Look through the data below and return each line where "arrow" appears.

(Records from a data collection)
####################

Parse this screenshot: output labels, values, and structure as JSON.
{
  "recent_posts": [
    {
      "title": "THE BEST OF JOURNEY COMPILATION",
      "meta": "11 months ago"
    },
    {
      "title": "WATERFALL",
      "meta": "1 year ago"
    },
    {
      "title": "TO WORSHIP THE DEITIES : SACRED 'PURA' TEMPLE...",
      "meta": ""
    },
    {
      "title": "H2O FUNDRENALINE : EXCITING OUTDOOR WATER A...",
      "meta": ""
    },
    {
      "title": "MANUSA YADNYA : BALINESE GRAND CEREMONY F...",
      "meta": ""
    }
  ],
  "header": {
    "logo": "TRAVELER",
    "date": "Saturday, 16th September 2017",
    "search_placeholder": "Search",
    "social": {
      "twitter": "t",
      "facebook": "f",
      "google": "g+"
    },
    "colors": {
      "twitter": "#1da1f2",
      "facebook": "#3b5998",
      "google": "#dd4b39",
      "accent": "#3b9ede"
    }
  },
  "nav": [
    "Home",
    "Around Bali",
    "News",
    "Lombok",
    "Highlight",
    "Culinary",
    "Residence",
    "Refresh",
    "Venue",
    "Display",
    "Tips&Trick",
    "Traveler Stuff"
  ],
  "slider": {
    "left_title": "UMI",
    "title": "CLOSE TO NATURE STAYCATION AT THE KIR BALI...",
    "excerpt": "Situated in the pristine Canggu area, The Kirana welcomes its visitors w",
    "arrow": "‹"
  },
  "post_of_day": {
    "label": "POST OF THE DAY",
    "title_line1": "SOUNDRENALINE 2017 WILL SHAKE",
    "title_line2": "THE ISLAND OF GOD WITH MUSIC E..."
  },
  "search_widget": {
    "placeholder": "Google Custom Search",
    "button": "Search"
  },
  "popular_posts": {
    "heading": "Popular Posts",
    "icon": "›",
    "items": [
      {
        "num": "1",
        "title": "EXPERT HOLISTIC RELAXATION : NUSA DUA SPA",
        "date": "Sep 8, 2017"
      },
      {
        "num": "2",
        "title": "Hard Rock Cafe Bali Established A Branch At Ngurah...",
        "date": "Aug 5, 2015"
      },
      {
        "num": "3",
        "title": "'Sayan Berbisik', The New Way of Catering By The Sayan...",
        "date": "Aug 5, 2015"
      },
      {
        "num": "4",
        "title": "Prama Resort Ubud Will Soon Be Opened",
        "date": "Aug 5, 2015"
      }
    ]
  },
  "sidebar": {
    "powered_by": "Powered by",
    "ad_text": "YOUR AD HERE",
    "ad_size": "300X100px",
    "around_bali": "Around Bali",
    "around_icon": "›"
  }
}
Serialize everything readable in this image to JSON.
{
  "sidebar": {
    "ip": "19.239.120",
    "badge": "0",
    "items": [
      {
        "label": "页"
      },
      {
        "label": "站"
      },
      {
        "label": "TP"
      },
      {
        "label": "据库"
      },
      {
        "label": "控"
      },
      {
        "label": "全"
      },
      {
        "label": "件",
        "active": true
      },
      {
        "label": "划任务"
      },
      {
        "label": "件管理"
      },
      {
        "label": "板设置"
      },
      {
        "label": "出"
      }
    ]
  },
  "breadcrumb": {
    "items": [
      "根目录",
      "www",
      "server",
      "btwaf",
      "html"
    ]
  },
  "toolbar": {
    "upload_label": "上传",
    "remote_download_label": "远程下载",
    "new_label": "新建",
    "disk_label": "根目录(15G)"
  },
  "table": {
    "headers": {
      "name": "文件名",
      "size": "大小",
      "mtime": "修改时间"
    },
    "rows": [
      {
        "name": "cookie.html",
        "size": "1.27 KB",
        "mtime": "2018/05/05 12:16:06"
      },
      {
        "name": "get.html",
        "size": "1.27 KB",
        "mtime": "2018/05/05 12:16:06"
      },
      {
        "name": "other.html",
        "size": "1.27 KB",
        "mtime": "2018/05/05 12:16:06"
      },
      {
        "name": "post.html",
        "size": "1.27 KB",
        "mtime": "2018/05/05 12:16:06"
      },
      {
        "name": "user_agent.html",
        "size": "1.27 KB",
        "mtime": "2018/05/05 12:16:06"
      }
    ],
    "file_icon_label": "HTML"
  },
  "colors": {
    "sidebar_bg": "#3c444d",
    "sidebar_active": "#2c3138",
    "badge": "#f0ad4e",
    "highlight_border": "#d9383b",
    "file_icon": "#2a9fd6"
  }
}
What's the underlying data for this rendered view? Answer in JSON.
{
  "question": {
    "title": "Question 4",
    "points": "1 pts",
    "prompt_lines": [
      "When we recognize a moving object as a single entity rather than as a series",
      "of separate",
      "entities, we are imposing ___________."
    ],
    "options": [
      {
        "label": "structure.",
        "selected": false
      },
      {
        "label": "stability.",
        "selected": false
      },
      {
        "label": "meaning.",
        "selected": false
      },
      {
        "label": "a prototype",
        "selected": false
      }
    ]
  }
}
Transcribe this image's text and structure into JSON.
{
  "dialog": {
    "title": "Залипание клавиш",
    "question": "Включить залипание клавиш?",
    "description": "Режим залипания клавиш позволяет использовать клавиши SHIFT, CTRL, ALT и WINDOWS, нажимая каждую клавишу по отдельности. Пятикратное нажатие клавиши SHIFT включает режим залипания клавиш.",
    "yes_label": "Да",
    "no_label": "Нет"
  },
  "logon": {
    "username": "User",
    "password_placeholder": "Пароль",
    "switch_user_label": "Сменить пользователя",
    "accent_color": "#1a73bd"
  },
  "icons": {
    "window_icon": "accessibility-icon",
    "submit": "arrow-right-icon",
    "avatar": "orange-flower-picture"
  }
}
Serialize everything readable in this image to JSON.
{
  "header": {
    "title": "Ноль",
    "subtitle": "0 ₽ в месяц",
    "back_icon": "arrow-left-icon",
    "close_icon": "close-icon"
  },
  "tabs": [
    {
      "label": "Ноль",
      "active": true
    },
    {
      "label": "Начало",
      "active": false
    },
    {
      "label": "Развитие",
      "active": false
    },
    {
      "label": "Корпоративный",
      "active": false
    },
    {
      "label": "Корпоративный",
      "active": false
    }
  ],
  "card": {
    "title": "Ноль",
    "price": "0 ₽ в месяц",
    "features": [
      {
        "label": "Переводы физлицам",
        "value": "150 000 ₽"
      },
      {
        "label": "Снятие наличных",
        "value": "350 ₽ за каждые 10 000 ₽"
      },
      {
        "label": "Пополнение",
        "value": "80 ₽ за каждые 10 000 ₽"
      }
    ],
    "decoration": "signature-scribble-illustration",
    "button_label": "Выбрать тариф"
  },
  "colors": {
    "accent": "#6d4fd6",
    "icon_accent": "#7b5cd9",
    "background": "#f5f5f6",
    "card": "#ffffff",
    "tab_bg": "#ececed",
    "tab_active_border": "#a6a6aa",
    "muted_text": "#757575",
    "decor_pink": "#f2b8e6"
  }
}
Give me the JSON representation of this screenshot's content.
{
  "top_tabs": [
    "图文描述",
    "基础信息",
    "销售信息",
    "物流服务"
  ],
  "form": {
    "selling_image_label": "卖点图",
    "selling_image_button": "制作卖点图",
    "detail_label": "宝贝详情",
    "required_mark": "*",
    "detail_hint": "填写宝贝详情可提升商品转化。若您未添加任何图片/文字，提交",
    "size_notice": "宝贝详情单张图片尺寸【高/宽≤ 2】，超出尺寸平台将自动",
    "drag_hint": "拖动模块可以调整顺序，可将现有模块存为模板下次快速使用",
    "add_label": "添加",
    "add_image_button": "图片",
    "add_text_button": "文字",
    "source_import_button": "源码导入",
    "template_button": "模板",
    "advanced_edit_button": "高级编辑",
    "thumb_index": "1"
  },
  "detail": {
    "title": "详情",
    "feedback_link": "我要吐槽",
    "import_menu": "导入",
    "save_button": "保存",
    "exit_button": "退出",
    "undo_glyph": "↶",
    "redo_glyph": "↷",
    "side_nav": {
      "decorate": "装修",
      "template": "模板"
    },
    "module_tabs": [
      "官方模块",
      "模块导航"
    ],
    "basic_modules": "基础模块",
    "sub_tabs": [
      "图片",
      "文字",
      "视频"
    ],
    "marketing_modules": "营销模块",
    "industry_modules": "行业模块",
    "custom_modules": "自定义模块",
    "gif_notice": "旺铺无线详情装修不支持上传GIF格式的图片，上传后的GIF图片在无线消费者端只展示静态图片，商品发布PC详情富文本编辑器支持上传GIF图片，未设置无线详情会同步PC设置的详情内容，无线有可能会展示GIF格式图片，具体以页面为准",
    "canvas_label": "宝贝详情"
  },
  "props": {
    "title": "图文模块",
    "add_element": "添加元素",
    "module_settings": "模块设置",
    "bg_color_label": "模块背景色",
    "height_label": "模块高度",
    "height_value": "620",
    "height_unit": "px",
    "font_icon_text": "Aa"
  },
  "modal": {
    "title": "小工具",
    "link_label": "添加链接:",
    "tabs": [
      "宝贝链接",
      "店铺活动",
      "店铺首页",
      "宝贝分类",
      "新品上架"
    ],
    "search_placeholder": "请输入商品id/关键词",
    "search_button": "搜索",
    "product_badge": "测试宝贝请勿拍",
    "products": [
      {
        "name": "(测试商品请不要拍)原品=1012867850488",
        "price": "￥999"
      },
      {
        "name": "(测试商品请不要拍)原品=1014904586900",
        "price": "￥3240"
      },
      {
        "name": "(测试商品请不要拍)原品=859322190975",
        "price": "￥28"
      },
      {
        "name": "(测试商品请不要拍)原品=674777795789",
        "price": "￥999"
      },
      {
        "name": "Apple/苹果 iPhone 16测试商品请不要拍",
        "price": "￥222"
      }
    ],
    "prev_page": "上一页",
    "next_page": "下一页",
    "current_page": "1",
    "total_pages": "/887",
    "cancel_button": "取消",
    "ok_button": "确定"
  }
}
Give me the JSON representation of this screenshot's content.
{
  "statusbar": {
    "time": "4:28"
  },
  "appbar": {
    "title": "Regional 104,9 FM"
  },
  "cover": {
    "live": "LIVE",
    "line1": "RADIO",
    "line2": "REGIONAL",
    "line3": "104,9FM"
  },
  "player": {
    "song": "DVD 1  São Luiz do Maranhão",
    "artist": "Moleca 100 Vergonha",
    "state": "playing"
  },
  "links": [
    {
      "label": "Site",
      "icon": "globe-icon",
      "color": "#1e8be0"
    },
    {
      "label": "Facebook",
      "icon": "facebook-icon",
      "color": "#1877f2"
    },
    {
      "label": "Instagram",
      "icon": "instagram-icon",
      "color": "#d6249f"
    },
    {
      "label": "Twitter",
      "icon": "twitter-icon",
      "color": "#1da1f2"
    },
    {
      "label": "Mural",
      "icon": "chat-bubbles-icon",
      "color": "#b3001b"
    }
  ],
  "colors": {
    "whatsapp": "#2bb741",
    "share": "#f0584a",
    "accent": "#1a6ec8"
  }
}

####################

RESULT FOR THIS EXERCISE:
    "arrow": "‹"
    "submit": "arrow-right-icon",
    "back_icon": "arrow-left-icon",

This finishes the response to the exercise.